Your answer must be an exact copy of every record.

Material for the task: Begin

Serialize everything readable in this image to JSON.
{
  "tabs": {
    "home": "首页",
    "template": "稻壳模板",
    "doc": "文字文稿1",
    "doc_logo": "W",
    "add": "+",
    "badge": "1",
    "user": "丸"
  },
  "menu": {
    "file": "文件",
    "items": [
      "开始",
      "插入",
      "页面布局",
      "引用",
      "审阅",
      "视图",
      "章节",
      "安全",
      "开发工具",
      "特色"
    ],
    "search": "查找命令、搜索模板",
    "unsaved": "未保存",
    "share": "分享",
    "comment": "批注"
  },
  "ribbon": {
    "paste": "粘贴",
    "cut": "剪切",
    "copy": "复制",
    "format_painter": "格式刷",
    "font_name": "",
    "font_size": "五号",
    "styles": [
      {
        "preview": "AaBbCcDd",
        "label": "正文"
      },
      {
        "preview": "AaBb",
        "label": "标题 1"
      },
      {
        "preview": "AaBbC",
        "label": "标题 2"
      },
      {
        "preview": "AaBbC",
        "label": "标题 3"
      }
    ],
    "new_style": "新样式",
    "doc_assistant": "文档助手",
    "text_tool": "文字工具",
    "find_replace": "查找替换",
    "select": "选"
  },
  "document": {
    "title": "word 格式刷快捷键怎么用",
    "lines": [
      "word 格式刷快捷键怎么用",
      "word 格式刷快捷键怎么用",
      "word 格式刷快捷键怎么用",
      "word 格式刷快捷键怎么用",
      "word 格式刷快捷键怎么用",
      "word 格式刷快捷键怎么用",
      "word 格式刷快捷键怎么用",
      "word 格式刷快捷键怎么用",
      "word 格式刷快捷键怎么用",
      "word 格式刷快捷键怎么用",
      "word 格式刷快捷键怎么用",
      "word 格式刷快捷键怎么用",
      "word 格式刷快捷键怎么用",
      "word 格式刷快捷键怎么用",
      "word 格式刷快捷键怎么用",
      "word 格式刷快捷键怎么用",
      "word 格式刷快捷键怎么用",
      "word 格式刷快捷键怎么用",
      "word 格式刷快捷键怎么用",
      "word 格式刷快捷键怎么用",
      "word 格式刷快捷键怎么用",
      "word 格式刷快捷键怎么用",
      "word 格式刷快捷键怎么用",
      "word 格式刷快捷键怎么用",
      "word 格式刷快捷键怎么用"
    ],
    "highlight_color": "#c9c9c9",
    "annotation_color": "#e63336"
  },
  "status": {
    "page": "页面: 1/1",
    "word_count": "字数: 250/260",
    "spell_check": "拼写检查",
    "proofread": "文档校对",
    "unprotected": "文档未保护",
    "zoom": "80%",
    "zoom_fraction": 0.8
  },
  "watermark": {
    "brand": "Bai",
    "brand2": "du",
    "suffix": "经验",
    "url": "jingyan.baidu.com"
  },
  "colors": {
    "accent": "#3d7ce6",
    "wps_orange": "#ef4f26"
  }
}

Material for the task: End

Expected answer:
Serialize everything readable in this image to JSON.
{
  "tabs": {
    "home": "首页",
    "template": "稻壳模板",
    "doc": "文字文稿1",
    "doc_logo": "W",
    "add": "+",
    "badge": "1",
    "user": "丸"
  },
  "menu": {
    "file": "文件",
    "items": [
      "开始",
      "插入",
      "页面布局",
      "引用",
      "审阅",
      "视图",
      "章节",
      "安全",
      "开发工具",
      "特色"
    ],
    "search": "查找命令、搜索模板",
    "unsaved": "未保存",
    "share": "分享",
    "comment": "批注"
  },
  "ribbon": {
    "paste": "粘贴",
    "cut": "剪切",
    "copy": "复制",
    "format_painter": "格式刷",
    "font_name": "",
    "font_size": "五号",
    "styles": [
      {
        "preview": "AaBbCcDd",
        "label": "正文"
      },
      {
        "preview": "AaBb",
        "label": "标题 1"
      },
      {
        "preview": "AaBbC",
        "label": "标题 2"
      },
      {
        "preview": "AaBbC",
        "label": "标题 3"
      }
    ],
    "new_style": "新样式",
    "doc_assistant": "文档助手",
    "text_tool": "文字工具",
    "find_replace": "查找替换",
    "select": "选"
  },
  "document": {
    "title": "word 格式刷快捷键怎么用",
    "lines": [
      "word 格式刷快捷键怎么用",
      "word 格式刷快捷键怎么用",
      "word 格式刷快捷键怎么用",
      "word 格式刷快捷键怎么用",
      "word 格式刷快捷键怎么用",
      "word 格式刷快捷键怎么用",
      "word 格式刷快捷键怎么用",
      "word 格式刷快捷键怎么用",
      "word 格式刷快捷键怎么用",
      "word 格式刷快捷键怎么用",
      "word 格式刷快捷键怎么用",
      "word 格式刷快捷键怎么用",
      "word 格式刷快捷键怎么用",
      "word 格式刷快捷键怎么用",
      "word 格式刷快捷键怎么用",
      "word 格式刷快捷键怎么用",
      "word 格式刷快捷键怎么用",
      "word 格式刷快捷键怎么用",
      "word 格式刷快捷键怎么用",
      "word 格式刷快捷键怎么用",
      "word 格式刷快捷键怎么用",
      "word 格式刷快捷键怎么用",
      "word 格式刷快捷键怎么用",
      "word 格式刷快捷键怎么用",
      "word 格式刷快捷键怎么用"
    ],
    "highlight_color": "#c9c9c9",
    "annotation_color": "#e63336"
  },
  "status": {
    "page": "页面: 1/1",
    "word_count": "字数: 250/260",
    "spell_check": "拼写检查",
    "proofread": "文档校对",
    "unprotected": "文档未保护",
    "zoom": "80%",
    "zoom_fraction": 0.8
  },
  "watermark": {
    "brand": "Bai",
    "brand2": "du",
    "suffix": "经验",
    "url": "jingyan.baidu.com"
  },
  "colors": {
    "accent": "#3d7ce6",
    "wps_orange": "#ef4f26"
  }
}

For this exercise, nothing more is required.